What you are asked to do: Print the records below exactly as they appear.
************
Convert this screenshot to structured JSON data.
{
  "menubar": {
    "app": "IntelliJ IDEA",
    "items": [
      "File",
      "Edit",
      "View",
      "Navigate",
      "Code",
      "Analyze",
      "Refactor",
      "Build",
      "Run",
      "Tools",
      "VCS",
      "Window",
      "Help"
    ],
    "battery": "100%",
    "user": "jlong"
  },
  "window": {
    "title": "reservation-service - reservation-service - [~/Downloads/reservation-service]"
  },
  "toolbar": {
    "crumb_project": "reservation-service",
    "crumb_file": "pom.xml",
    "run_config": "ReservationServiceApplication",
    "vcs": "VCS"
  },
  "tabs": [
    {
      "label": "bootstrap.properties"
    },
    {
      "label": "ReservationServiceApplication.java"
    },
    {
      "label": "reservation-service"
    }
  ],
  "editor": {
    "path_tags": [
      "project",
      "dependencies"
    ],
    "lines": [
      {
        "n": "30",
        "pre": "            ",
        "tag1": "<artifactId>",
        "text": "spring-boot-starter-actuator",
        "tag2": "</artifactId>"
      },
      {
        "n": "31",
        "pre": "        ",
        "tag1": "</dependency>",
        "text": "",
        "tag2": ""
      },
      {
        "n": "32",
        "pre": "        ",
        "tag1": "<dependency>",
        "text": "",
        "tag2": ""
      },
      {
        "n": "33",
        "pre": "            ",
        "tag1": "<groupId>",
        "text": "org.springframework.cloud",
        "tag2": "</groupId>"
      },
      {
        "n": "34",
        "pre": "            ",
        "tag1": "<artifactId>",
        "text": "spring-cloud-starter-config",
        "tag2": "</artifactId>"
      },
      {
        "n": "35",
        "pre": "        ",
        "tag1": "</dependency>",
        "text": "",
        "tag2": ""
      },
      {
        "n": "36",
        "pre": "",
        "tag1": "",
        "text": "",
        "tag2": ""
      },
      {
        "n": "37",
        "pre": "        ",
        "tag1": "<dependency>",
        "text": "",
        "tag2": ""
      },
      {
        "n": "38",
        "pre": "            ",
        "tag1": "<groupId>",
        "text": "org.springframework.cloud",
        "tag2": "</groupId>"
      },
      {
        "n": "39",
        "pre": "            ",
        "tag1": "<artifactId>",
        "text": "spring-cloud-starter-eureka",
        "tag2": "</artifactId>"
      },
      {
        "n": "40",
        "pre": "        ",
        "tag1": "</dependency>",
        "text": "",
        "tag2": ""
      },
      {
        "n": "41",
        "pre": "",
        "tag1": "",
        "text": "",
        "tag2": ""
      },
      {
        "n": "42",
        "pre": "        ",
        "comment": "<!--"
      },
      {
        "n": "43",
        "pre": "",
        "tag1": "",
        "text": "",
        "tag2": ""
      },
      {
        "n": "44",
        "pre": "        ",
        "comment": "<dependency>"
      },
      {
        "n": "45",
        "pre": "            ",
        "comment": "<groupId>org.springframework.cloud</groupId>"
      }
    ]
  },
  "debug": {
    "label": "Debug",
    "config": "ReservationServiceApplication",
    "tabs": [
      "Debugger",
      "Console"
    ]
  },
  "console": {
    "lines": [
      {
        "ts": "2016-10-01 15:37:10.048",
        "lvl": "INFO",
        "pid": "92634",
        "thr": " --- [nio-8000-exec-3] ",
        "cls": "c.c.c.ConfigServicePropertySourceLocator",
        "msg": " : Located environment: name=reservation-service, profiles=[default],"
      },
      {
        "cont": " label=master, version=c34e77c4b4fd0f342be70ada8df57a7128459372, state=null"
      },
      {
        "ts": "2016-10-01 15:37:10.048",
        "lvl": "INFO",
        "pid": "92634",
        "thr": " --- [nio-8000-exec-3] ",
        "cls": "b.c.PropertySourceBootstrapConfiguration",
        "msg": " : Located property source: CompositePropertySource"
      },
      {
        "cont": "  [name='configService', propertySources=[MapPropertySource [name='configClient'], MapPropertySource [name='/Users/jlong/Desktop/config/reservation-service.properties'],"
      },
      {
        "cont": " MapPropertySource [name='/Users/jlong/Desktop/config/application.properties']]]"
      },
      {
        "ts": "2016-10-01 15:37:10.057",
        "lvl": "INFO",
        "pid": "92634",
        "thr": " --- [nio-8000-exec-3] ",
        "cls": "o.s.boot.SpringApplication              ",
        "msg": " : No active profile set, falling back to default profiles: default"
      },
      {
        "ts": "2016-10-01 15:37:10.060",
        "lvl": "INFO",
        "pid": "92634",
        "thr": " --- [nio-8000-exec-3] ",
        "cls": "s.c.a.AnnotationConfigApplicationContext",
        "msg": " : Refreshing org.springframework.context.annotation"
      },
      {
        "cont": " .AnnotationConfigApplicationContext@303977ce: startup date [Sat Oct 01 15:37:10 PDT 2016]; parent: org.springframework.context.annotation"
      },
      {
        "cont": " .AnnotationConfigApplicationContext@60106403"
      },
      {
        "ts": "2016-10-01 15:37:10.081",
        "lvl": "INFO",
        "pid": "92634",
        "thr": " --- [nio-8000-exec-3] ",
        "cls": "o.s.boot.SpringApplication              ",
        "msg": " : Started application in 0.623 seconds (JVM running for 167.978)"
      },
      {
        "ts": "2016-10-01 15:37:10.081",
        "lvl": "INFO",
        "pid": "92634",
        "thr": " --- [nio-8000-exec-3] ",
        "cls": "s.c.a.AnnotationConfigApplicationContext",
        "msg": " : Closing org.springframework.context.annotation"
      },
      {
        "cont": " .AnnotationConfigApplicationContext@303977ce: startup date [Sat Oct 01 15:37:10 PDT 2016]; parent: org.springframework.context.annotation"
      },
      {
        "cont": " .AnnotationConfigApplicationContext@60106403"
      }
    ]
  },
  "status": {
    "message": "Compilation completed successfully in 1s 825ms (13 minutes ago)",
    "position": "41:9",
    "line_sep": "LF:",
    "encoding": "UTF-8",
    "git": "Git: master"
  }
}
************
Answer space:
Convert this screenshot to structured JSON data.
{
  "menubar": {
    "app": "IntelliJ IDEA",
    "items": [
      "File",
      "Edit",
      "View",
      "Navigate",
      "Code",
      "Analyze",
      "Refactor",
      "Build",
      "Run",
      "Tools",
      "VCS",
      "Window",
      "Help"
    ],
    "battery": "100%",
    "user": "jlong"
  },
  "window": {
    "title": "reservation-service - reservation-service - [~/Downloads/reservation-service]"
  },
  "toolbar": {
    "crumb_project": "reservation-service",
    "crumb_file": "pom.xml",
    "run_config": "ReservationServiceApplication",
    "vcs": "VCS"
  },
  "tabs": [
    {
      "label": "bootstrap.properties"
    },
    {
      "label": "ReservationServiceApplication.java"
    },
    {
      "label": "reservation-service"
    }
  ],
  "editor": {
    "path_tags": [
      "project",
      "dependencies"
    ],
    "lines": [
      {
        "n": "30",
        "pre": "            ",
        "tag1": "<artifactId>",
        "text": "spring-boot-starter-actuator",
        "tag2": "</artifactId>"
      },
      {
        "n": "31",
        "pre": "        ",
        "tag1": "</dependency>",
        "text": "",
        "tag2": ""
      },
      {
        "n": "32",
        "pre": "        ",
        "tag1": "<dependency>",
        "text": "",
        "tag2": ""
      },
      {
        "n": "33",
        "pre": "            ",
        "tag1": "<groupId>",
        "text": "org.springframework.cloud",
        "tag2": "</groupId>"
      },
      {
        "n": "34",
        "pre": "            ",
        "tag1": "<artifactId>",
        "text": "spring-cloud-starter-config",
        "tag2": "</artifactId>"
      },
      {
        "n": "35",
        "pre": "        ",
        "tag1": "</dependency>",
        "text": "",
        "tag2": ""
      },
      {
        "n": "36",
        "pre": "",
        "tag1": "",
        "text": "",
        "tag2": ""
      },
      {
        "n": "37",
        "pre": "        ",
        "tag1": "<dependency>",
        "text": "",
        "tag2": ""
      },
      {
        "n": "38",
        "pre": "            ",
        "tag1": "<groupId>",
        "text": "org.springframework.cloud",
        "tag2": "</groupId>"
      },
      {
        "n": "39",
        "pre": "            ",
        "tag1": "<artifactId>",
        "text": "spring-cloud-starter-eureka",
        "tag2": "</artifactId>"
      },
      {
        "n": "40",
        "pre": "        ",
        "tag1": "</dependency>",
        "text": "",
        "tag2": ""
      },
      {
        "n": "41",
        "pre": "",
        "tag1": "",
        "text": "",
        "tag2": ""
      },
      {
        "n": "42",
        "pre": "        ",
        "comment": "<!--"
      },
      {
        "n": "43",
        "pre": "",
        "tag1": "",
        "text": "",
        "tag2": ""
      },
      {
        "n": "44",
        "pre": "        ",
        "comment": "<dependency>"
      },
      {
        "n": "45",
        "pre": "            ",
        "comment": "<groupId>org.springframework.cloud</groupId>"
      }
    ]
  },
  "debug": {
    "label": "Debug",
    "config": "ReservationServiceApplication",
    "tabs": [
      "Debugger",
      "Console"
    ]
  },
  "console": {
    "lines": [
      {
        "ts": "2016-10-01 15:37:10.048",
        "lvl": "INFO",
        "pid": "92634",
        "thr": " --- [nio-8000-exec-3] ",
        "cls": "c.c.c.ConfigServicePropertySourceLocator",
        "msg": " : Located environment: name=reservation-service, profiles=[default],"
      },
      {
        "cont": " label=master, version=c34e77c4b4fd0f342be70ada8df57a7128459372, state=null"
      },
      {
        "ts": "2016-10-01 15:37:10.048",
        "lvl": "INFO",
        "pid": "92634",
        "thr": " --- [nio-8000-exec-3] ",
        "cls": "b.c.PropertySourceBootstrapConfiguration",
        "msg": " : Located property source: CompositePropertySource"
      },
      {
        "cont": "  [name='configService', propertySources=[MapPropertySource [name='configClient'], MapPropertySource [name='/Users/jlong/Desktop/config/reservation-service.properties'],"
      },
      {
        "cont": " MapPropertySource [name='/Users/jlong/Desktop/config/application.properties']]]"
      },
      {
        "ts": "2016-10-01 15:37:10.057",
        "lvl": "INFO",
        "pid": "92634",
        "thr": " --- [nio-8000-exec-3] ",
        "cls": "o.s.boot.SpringApplication              ",
        "msg": " : No active profile set, falling back to default profiles: default"
      },
      {
        "ts": "2016-10-01 15:37:10.060",
        "lvl": "INFO",
        "pid": "92634",
        "thr": " --- [nio-8000-exec-3] ",
        "cls": "s.c.a.AnnotationConfigApplicationContext",
        "msg": " : Refreshing org.springframework.context.annotation"
      },
      {
        "cont": " .AnnotationConfigApplicationContext@303977ce: startup date [Sat Oct 01 15:37:10 PDT 2016]; parent: org.springframework.context.annotation"
      },
      {
        "cont": " .AnnotationConfigApplicationContext@60106403"
      },
      {
        "ts": "2016-10-01 15:37:10.081",
        "lvl": "INFO",
        "pid": "92634",
        "thr": " --- [nio-8000-exec-3] ",
        "cls": "o.s.boot.SpringApplication              ",
        "msg": " : Started application in 0.623 seconds (JVM running for 167.978)"
      },
      {
        "ts": "2016-10-01 15:37:10.081",
        "lvl": "INFO",
        "pid": "92634",
        "thr": " --- [nio-8000-exec-3] ",
        "cls": "s.c.a.AnnotationConfigApplicationContext",
        "msg": " : Closing org.springframework.context.annotation"
      },
      {
        "cont": " .AnnotationConfigApplicationContext@303977ce: startup date [Sat Oct 01 15:37:10 PDT 2016]; parent: org.springframework.context.annotation"
      },
      {
        "cont": " .AnnotationConfigApplicationContext@60106403"
      }
    ]
  },
  "status": {
    "message": "Compilation completed successfully in 1s 825ms (13 minutes ago)",
    "position": "41:9",
    "line_sep": "LF:",
    "encoding": "UTF-8",
    "git": "Git: master"
  }
}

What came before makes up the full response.